- Being able to get ready. Doing my hair caused pain. Washing my face and putting on makeup caused pain. Trying on clothes hurt so much and zippers on dresses became impossible.
- Sitting on a backless chair. I got to the point where I couldn’t hold my upper body up because it was in so much pain.
- Being able to sit for any period of time without needing to fidget and move. 30 min meetings, doctor appointments, sitting at restaurants, sitting in church – all of these became endurance tests to see how long I could go before letting the pain show.
- Cramming too many people into a car. I used to do this without thought and would always end up on someone’s lap. Once the pain came, situations like this became unbearable and I would suffer in silence until we arrived at our destination.
- Cuddling on a couch. Being on a couch means constant moving to find a comfortable position and multiple ice packs.

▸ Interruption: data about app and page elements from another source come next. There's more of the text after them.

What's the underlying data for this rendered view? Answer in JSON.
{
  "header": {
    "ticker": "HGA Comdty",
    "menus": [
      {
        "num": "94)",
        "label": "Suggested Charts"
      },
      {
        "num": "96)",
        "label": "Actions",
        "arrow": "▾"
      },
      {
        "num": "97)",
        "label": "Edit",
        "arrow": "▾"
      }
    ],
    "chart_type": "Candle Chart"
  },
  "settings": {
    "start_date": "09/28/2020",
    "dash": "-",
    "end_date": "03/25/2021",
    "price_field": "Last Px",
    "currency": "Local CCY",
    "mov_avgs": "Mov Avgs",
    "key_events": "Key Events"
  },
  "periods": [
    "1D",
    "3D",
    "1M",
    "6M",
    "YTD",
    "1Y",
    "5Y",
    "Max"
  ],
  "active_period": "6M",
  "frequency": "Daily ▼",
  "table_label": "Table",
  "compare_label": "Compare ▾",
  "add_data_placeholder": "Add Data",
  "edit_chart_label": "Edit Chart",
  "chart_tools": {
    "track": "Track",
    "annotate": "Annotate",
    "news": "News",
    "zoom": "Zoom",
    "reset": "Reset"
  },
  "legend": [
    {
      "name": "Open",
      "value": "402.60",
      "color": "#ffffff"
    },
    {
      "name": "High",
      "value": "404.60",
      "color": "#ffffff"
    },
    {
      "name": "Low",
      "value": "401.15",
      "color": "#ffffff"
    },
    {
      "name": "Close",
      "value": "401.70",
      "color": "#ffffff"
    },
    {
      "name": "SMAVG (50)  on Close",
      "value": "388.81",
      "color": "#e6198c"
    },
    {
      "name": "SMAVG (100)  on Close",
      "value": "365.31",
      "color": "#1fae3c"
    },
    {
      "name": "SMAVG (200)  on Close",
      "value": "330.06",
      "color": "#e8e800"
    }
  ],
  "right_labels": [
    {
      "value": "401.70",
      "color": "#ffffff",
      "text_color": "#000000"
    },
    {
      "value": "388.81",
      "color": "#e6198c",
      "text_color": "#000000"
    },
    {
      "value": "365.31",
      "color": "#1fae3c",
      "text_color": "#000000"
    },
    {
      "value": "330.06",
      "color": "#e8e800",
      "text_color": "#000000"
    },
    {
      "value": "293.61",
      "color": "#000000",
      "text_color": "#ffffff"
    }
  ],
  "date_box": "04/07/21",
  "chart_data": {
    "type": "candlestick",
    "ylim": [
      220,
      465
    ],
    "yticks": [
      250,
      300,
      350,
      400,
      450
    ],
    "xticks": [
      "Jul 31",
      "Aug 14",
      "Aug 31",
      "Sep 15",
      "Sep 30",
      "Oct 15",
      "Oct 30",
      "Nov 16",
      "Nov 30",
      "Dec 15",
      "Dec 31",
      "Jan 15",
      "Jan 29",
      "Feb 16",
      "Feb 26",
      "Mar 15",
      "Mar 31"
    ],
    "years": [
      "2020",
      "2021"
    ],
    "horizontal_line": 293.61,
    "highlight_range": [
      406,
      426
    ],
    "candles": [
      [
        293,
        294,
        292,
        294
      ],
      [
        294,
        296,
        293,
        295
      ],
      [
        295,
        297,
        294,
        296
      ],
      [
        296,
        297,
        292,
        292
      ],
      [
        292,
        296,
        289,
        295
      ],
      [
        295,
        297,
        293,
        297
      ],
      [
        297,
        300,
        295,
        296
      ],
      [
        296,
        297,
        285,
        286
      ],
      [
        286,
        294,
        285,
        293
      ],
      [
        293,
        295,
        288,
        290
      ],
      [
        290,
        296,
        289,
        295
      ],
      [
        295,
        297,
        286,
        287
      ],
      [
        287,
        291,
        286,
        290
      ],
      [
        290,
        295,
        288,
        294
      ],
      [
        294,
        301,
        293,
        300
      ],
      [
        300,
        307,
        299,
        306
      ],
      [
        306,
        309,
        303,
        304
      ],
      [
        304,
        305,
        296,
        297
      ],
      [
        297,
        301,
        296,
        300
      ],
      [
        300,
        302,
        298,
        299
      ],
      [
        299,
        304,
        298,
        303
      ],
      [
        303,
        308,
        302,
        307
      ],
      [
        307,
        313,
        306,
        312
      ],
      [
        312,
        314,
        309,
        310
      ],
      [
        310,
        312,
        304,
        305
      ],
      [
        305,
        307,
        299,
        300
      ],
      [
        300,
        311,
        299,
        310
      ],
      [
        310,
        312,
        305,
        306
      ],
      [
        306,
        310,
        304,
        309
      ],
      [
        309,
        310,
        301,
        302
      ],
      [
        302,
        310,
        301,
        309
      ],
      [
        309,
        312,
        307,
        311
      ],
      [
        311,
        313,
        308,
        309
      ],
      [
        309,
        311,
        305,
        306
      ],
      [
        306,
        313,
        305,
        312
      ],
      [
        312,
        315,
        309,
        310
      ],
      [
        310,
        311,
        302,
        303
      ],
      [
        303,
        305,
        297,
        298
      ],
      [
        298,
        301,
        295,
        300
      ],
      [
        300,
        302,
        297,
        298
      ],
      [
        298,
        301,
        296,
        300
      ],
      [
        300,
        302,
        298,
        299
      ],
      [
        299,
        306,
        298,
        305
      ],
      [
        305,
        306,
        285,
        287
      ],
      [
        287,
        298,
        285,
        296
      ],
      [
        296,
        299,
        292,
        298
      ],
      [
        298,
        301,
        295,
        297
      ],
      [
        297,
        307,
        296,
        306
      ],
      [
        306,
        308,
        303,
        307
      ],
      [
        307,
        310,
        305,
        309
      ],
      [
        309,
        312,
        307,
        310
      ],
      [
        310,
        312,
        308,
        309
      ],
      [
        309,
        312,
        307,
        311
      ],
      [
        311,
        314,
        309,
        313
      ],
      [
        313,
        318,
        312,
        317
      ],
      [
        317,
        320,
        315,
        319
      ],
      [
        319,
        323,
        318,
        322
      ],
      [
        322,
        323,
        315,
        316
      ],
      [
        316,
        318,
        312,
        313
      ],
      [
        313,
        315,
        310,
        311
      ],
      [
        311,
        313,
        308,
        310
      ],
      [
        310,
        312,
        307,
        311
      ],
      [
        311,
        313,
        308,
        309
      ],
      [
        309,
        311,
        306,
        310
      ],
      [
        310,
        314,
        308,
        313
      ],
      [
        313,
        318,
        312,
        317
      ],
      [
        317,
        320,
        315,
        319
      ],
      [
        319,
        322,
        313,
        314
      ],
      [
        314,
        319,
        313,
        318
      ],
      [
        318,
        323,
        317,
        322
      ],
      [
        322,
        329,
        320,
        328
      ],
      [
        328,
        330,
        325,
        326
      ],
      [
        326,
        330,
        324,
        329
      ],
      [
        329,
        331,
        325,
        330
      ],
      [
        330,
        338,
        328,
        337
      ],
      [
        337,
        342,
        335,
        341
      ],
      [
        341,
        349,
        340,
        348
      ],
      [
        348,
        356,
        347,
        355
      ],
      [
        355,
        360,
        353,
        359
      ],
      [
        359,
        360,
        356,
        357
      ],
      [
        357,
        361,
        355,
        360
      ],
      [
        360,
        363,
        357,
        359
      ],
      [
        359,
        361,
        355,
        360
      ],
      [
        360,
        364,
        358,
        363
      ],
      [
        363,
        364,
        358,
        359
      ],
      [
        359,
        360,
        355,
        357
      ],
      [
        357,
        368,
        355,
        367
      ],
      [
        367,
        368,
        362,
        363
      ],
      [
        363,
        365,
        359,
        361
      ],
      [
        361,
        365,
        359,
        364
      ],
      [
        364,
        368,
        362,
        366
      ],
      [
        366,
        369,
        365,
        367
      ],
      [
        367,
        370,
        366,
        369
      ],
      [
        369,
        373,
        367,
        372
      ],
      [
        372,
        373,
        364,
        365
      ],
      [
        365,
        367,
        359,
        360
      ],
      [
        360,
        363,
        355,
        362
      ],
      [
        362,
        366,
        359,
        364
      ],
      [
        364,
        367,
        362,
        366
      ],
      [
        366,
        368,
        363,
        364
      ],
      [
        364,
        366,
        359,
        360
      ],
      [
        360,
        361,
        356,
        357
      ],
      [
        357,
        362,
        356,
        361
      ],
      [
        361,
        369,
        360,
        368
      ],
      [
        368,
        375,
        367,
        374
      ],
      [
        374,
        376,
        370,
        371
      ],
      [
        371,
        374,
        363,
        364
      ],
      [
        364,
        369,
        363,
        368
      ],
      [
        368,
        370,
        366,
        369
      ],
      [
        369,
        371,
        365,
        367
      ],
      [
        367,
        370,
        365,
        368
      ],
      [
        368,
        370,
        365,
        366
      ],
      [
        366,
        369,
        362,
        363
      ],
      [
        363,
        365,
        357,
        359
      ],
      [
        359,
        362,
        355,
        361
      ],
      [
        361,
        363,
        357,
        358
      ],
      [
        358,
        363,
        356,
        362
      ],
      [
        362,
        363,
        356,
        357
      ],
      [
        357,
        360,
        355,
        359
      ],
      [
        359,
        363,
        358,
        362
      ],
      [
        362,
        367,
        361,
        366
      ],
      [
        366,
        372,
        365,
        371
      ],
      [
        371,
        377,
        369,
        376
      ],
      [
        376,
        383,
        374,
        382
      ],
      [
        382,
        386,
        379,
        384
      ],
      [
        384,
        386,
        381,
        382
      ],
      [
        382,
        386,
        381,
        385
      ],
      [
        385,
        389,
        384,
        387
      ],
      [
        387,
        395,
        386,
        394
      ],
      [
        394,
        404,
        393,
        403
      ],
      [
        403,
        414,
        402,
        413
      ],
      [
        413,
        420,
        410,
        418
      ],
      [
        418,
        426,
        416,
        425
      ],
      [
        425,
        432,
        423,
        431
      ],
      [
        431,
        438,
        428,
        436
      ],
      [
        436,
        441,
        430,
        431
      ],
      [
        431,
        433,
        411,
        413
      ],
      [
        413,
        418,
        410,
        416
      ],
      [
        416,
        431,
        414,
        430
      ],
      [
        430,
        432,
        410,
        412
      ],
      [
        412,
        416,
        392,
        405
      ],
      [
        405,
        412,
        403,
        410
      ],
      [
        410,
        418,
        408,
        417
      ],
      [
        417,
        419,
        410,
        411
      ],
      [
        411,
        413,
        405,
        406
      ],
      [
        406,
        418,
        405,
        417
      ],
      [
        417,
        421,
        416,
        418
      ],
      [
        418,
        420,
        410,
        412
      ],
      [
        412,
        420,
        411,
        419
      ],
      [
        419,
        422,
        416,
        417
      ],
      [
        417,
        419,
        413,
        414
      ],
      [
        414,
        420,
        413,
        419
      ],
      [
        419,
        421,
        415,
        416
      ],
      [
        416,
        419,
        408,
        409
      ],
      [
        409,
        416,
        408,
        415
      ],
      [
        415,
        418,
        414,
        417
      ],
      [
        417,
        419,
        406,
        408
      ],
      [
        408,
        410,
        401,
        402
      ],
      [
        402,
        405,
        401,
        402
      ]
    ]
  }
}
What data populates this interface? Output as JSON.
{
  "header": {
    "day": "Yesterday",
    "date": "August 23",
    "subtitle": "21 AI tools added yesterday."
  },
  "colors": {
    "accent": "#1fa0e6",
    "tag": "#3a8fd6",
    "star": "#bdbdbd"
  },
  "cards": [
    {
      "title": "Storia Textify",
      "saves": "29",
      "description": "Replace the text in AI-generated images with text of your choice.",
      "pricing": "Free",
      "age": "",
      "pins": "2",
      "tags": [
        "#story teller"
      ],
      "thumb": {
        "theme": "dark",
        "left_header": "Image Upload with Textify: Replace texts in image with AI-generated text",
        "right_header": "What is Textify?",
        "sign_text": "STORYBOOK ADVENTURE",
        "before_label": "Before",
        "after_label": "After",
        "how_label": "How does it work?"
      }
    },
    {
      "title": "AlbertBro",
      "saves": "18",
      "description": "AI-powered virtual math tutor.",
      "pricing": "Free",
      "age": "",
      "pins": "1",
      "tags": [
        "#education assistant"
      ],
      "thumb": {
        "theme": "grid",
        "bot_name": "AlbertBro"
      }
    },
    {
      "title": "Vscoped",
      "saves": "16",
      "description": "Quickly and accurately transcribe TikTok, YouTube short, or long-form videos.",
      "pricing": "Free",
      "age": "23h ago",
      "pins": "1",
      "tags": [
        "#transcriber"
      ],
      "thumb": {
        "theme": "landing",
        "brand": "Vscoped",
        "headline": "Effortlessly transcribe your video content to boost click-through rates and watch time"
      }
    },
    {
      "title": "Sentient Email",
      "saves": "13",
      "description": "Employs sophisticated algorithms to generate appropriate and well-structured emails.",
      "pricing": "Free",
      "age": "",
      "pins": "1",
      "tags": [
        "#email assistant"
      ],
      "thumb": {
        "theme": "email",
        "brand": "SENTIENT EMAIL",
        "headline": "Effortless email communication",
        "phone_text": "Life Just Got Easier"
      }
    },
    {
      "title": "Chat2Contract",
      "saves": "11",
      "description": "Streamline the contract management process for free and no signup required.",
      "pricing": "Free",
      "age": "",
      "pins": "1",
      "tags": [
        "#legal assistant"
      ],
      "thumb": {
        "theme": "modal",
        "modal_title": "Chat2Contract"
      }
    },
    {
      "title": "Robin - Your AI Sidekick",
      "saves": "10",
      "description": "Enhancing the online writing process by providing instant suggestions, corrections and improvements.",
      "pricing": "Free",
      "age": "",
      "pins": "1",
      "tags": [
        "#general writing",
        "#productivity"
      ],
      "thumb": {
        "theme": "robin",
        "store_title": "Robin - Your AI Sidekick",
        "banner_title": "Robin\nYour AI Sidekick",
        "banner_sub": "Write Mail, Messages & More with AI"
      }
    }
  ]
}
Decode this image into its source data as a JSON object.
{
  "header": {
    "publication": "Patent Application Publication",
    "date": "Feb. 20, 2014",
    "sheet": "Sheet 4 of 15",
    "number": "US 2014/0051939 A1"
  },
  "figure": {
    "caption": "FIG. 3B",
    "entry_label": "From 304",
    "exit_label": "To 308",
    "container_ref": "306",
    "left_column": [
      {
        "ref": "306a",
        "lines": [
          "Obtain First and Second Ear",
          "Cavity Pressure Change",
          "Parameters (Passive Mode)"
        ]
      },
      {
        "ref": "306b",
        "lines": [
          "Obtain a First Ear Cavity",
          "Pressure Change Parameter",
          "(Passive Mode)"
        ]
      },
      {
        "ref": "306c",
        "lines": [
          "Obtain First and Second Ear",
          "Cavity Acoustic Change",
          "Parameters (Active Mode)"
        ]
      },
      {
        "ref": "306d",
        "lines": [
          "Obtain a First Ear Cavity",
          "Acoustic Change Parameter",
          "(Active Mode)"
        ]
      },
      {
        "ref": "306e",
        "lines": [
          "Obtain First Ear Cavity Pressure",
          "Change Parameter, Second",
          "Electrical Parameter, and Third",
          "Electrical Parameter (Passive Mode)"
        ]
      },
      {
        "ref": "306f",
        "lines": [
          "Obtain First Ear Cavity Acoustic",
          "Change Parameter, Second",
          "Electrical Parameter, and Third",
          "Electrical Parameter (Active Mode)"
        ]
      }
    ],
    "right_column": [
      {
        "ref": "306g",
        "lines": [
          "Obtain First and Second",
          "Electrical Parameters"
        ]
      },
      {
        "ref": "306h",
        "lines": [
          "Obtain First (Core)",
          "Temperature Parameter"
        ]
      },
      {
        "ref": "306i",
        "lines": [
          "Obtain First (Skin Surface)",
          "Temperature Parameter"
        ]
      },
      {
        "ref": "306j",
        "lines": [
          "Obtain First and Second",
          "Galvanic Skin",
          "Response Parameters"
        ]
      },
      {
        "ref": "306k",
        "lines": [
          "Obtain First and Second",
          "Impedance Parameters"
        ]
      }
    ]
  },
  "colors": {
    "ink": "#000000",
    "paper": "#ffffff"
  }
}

It’s hard to fit another human into that. Especially if that someone didn’t really understand how much pain I was in.
- Working out. I got to the point where I wasn’t able to work out – it hurt way too much to move and I never had enough energy to even get there.
- The ability to have enough energy to cook a meal after working all day. On the bad days, it was a success if I was able to microwave a meal.
- Travel. For several years if I had to get on a plane, I would take every medication available to me because I knew how much it would hurt and how much the flight would cause me to flare up. I started avoiding travel as much as possible. I also stopped doing long car rides because being in a car for any length of time was excruciating. An hour was the most I could do and I would have to rest and recover for hours after the trip.
While I lost all of these things for a while, I now have so much more appreciation every single time I realize that I can do something that once was lost to me. Our culture says to “appreciate the little things” and I believe that one of the (few) beautiful things about experiencing chronic pain is that it truly makes you celebrate the small every day triumphs. When I was able to cook a meal again I was so happy I danced a little jig all by myself and texted a picture to my family. When I realized I could squeeze too many people into a car again I internally had such a happy moment. I still celebrate each time I recognize that I’m back doing things that were taken from me that I had previously taken for granted before.
Let’s celebrate all the little triumphs today and lift each other up!